═══ Extracted data ═══
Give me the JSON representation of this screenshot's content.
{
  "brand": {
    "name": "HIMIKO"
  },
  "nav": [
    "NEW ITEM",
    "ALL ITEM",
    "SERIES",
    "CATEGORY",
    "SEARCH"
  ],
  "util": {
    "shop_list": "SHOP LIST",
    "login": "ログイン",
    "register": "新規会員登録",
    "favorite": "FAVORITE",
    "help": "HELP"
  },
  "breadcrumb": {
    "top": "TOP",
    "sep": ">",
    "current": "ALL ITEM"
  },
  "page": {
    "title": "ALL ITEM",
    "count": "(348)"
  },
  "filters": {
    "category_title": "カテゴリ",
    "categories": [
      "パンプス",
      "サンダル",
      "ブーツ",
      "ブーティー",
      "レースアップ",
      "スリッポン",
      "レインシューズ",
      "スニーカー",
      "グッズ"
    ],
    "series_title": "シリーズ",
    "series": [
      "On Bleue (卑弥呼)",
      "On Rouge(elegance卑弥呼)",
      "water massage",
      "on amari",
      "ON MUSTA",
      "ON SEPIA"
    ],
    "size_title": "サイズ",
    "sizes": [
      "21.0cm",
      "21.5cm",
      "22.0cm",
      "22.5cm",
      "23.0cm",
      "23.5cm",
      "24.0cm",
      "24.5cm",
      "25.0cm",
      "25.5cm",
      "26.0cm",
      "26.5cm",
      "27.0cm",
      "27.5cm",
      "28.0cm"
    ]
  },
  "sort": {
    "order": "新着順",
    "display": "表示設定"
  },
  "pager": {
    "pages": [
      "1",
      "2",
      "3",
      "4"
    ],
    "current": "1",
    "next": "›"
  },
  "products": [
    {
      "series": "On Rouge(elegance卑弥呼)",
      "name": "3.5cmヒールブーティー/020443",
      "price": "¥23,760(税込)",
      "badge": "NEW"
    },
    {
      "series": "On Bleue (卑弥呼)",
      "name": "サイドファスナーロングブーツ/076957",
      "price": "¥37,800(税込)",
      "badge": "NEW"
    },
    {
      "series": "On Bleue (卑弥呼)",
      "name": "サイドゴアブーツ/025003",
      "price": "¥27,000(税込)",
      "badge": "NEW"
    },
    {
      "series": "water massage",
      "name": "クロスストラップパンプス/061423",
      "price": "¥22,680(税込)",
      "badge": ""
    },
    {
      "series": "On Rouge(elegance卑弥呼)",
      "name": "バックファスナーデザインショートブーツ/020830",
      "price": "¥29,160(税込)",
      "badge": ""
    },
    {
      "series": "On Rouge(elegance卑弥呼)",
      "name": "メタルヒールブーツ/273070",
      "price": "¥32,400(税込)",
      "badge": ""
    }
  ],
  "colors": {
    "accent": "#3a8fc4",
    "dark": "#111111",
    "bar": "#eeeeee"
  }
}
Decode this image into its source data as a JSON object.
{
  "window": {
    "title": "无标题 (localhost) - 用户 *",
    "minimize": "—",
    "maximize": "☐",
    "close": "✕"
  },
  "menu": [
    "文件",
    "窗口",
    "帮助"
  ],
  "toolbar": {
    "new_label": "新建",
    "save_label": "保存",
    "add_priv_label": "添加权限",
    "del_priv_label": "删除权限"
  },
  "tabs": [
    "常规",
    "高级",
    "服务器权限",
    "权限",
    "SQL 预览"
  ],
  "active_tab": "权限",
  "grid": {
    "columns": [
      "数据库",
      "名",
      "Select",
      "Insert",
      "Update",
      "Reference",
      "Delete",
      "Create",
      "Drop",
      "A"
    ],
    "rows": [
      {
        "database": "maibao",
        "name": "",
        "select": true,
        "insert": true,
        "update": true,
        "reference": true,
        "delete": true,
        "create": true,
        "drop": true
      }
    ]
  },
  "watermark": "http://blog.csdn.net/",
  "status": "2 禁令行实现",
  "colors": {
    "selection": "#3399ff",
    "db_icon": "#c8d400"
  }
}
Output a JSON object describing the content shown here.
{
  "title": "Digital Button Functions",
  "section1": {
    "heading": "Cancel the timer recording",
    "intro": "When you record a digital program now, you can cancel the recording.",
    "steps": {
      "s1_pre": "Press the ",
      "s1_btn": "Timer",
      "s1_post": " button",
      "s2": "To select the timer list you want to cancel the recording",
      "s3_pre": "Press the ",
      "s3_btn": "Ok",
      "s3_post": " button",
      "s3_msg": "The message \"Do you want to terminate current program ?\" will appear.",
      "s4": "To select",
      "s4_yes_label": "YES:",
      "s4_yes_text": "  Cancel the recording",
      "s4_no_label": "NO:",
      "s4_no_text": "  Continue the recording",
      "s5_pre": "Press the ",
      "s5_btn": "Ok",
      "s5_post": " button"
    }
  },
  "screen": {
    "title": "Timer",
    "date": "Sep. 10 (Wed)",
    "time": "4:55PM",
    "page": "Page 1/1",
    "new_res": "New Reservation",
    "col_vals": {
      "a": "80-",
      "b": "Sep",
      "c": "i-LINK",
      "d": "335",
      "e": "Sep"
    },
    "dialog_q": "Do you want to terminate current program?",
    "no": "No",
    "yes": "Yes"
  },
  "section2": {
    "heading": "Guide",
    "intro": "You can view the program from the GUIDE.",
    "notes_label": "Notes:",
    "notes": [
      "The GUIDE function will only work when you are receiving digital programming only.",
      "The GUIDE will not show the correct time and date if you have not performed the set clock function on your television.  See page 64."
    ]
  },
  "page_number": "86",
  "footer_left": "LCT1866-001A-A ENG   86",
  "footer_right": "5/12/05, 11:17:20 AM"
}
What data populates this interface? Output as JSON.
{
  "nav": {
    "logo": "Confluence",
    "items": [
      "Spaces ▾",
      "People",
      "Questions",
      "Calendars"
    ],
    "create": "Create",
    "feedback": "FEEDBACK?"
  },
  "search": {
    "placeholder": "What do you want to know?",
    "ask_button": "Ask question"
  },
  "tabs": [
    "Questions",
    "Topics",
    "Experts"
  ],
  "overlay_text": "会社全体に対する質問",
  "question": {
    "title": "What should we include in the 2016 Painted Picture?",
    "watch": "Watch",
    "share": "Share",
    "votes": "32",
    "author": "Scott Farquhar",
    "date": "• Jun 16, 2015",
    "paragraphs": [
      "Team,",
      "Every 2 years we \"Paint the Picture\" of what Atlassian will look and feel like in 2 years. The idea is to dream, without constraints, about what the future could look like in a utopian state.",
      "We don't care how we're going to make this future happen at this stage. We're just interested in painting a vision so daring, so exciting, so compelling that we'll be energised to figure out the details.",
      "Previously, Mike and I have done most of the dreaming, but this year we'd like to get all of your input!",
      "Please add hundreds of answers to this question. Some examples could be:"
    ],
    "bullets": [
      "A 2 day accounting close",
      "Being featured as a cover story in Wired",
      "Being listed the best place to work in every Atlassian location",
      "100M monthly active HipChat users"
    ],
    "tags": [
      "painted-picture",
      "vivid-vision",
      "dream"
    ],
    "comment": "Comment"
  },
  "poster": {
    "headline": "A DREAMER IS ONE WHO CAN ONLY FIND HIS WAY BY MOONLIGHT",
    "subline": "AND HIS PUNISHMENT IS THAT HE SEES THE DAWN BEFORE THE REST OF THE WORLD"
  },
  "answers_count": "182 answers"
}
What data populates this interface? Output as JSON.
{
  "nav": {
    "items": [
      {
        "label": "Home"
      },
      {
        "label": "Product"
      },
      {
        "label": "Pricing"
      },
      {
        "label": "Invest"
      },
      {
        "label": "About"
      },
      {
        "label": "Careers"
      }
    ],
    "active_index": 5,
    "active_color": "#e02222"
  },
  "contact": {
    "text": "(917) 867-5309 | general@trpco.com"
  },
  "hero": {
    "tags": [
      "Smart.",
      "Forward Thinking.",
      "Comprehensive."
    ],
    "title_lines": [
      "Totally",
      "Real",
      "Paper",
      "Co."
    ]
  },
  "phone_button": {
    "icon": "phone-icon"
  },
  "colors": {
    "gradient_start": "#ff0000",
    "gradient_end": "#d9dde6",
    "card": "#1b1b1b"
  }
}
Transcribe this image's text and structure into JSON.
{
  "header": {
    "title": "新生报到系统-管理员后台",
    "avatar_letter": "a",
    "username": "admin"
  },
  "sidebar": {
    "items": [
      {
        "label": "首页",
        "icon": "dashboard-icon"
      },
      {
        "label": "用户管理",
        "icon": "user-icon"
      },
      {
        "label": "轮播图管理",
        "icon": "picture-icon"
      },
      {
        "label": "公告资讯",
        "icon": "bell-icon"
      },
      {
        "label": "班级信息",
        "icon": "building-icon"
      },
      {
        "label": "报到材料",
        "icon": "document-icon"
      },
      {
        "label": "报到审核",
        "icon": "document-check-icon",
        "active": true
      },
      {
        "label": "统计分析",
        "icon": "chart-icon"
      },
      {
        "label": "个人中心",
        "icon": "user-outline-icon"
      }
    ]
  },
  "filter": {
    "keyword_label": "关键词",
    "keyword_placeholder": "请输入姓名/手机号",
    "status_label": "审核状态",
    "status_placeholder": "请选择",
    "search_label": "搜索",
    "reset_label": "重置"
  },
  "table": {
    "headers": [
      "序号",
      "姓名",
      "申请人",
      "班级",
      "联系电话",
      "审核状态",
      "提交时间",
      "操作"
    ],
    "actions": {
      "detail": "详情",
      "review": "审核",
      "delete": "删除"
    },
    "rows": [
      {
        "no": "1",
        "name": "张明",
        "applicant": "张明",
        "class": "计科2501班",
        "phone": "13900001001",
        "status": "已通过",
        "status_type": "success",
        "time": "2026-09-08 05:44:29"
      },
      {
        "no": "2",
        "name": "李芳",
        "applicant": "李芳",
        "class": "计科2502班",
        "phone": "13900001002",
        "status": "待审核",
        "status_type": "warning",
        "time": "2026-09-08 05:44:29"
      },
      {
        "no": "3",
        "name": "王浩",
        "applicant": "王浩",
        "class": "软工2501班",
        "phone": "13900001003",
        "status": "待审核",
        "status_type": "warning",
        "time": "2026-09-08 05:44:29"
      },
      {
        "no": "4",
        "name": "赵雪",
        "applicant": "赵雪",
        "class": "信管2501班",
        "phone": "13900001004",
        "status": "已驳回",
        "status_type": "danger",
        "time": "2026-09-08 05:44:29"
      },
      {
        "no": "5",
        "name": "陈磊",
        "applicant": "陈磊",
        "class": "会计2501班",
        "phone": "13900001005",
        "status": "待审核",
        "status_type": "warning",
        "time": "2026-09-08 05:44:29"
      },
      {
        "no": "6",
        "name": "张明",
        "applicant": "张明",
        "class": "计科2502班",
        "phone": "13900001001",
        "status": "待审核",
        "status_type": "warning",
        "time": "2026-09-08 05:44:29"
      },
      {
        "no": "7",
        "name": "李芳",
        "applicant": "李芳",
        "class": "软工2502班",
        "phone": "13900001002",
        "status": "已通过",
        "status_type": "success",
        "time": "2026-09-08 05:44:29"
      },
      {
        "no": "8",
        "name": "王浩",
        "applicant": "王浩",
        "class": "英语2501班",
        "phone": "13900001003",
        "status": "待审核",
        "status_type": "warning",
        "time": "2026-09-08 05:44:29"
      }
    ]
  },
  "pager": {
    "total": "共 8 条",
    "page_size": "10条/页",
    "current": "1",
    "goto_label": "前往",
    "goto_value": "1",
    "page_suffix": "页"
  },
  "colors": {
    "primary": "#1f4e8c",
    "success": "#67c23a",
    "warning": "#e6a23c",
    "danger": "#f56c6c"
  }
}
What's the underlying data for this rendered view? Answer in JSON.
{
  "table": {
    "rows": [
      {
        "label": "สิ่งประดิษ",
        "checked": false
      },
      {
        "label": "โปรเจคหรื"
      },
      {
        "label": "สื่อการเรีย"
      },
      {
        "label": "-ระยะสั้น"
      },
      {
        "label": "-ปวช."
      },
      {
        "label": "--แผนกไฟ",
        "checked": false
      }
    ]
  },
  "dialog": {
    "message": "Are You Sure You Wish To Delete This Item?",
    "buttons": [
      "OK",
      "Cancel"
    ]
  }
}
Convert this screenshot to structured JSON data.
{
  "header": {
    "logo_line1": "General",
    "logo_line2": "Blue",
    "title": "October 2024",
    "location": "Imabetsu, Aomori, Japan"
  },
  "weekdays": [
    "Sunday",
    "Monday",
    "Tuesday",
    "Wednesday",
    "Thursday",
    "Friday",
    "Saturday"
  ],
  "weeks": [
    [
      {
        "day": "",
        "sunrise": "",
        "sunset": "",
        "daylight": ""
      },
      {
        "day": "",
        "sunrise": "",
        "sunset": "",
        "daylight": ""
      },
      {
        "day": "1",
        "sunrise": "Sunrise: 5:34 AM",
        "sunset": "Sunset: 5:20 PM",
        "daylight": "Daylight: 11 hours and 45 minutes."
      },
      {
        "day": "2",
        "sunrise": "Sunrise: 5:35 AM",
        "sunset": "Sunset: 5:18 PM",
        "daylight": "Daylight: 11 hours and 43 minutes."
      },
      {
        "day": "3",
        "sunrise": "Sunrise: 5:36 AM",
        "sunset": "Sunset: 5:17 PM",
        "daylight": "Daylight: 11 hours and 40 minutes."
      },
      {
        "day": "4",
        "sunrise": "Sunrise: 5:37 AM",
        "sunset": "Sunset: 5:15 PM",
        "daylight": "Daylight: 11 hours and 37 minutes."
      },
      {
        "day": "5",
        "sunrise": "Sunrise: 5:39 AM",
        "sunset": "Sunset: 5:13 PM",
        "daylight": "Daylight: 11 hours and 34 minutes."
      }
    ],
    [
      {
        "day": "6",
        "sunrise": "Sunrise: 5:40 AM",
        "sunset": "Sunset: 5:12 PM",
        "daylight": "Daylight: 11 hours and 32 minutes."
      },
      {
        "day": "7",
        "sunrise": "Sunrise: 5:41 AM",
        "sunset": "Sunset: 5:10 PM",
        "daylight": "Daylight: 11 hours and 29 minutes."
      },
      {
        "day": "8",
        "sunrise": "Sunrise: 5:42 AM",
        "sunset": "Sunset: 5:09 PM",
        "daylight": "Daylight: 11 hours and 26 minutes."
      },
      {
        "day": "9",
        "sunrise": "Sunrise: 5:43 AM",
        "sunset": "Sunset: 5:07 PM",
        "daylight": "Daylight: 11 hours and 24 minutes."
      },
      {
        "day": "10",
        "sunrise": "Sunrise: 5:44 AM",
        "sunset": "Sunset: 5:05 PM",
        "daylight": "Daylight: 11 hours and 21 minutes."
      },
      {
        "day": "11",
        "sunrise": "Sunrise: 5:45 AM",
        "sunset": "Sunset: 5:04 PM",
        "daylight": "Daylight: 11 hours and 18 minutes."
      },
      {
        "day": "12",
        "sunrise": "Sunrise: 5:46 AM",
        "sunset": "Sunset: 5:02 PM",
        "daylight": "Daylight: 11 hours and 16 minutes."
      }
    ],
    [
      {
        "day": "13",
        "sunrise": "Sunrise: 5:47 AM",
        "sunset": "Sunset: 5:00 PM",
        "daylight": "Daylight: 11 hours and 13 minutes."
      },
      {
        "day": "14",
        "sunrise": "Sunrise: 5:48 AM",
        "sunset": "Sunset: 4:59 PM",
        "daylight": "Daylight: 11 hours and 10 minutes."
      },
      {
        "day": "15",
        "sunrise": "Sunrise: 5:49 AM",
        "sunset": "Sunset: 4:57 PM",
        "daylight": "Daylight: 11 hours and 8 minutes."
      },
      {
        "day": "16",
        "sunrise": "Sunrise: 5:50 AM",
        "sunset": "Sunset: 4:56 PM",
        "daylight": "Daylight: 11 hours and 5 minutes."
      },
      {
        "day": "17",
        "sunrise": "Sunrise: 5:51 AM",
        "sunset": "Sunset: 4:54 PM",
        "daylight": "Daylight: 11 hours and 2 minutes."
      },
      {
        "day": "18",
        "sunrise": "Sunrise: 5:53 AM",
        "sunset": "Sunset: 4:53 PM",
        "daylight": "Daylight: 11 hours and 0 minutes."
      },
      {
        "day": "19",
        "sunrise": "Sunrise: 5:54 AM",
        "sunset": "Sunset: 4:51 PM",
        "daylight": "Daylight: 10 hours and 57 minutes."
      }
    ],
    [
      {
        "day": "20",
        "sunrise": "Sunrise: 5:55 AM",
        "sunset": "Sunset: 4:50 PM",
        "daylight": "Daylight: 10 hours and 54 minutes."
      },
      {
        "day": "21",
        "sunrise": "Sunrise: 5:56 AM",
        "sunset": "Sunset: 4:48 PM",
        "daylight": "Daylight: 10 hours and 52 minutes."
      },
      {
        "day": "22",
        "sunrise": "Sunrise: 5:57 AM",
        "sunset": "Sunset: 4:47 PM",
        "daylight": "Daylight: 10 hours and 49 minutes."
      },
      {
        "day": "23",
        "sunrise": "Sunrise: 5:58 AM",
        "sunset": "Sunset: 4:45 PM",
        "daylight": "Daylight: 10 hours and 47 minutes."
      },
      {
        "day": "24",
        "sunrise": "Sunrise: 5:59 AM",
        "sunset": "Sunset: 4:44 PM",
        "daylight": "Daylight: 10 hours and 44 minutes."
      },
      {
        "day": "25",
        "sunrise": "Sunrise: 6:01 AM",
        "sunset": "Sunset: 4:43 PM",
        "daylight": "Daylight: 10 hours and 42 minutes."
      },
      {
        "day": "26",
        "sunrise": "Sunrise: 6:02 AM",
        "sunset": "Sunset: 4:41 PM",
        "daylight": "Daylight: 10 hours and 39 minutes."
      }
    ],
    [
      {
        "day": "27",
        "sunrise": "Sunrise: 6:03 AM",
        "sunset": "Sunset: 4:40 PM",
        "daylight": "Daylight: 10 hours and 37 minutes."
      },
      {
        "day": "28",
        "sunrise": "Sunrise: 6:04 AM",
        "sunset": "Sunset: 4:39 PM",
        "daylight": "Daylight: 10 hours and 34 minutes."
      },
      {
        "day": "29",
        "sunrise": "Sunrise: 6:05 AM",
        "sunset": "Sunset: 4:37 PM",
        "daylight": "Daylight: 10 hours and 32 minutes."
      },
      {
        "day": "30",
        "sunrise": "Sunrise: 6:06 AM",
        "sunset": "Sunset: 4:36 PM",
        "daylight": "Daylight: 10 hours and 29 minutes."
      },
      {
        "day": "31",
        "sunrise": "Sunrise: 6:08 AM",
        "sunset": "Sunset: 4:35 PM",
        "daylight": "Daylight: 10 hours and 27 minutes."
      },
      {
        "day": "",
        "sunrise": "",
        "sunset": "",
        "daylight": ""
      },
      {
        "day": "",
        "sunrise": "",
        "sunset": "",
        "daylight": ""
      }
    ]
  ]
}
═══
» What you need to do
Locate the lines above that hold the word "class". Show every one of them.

» Reply
        "class": "计科2501班",
        "class": "计科2502班",
        "class": "软工2501班",
        "class": "信管2501班",
        "class": "会计2501班",
        "class": "计科2502班",
        "class": "软工2502班",
        "class": "英语2501班",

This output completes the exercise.